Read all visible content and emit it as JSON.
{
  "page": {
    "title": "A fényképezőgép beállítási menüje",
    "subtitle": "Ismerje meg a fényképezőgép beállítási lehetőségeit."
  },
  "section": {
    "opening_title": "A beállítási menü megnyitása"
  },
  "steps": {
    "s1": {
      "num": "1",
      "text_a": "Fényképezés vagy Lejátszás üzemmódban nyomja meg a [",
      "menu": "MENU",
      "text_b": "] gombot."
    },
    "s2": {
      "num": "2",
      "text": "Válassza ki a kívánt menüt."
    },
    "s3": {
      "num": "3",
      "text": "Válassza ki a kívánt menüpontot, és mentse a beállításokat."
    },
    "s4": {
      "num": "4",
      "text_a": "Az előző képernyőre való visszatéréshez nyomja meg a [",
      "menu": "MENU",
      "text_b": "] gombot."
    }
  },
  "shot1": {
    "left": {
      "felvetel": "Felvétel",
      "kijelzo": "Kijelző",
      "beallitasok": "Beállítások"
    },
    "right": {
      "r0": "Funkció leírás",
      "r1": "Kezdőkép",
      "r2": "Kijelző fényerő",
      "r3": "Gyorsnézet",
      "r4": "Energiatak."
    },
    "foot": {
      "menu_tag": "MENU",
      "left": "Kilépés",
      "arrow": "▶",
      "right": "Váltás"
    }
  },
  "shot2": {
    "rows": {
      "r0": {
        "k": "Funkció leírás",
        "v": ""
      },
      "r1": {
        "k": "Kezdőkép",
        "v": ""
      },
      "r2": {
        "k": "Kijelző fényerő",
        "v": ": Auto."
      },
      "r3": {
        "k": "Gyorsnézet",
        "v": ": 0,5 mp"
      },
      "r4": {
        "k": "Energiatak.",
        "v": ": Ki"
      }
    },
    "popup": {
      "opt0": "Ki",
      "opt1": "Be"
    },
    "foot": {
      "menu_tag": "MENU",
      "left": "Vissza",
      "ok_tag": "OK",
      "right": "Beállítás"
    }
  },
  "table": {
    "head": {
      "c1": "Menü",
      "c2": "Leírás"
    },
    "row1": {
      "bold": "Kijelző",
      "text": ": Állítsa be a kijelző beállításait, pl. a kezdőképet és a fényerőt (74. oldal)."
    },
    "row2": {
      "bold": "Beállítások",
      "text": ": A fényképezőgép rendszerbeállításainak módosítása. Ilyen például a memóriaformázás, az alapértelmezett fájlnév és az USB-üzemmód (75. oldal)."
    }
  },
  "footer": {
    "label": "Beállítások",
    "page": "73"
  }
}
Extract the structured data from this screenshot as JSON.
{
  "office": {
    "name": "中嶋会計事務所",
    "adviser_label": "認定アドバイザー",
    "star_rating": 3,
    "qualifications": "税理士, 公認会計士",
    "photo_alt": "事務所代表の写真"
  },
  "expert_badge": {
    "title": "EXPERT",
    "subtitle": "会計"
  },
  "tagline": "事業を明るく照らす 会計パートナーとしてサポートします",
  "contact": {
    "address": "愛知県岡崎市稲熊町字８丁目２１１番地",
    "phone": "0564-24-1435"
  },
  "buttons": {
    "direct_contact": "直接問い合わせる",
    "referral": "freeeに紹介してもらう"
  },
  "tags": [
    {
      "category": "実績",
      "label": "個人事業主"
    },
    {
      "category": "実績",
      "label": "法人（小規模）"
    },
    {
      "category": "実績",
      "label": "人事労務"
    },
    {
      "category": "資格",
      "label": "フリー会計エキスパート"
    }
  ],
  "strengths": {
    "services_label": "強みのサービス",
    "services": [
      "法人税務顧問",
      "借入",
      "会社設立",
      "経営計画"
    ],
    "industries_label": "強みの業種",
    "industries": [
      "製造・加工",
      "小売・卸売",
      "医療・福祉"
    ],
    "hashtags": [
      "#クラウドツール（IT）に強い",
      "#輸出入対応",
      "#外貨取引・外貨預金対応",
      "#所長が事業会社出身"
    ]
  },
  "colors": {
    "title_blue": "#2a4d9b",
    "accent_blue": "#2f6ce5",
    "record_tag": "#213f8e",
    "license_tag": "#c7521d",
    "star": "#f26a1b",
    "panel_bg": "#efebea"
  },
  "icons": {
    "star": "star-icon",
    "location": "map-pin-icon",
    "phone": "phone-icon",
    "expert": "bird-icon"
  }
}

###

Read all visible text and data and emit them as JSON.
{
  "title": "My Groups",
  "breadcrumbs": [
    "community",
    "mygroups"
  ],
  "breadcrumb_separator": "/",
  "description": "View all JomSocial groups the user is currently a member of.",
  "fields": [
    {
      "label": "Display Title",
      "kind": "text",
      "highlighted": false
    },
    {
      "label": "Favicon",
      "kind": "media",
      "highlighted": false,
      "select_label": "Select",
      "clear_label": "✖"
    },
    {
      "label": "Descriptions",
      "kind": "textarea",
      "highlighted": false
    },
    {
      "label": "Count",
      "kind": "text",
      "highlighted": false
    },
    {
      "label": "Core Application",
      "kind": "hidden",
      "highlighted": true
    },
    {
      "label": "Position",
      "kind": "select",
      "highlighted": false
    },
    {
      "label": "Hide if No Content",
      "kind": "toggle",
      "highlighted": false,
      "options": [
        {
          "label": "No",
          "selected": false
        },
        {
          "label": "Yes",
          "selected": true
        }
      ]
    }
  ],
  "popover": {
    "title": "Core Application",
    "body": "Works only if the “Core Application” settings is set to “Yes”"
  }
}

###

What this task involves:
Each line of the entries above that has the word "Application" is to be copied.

Answer section:
      "label": "Core Application",
    "title": "Core Application",
    "body": "Works only if the “Core Application” settings is set to “Yes”"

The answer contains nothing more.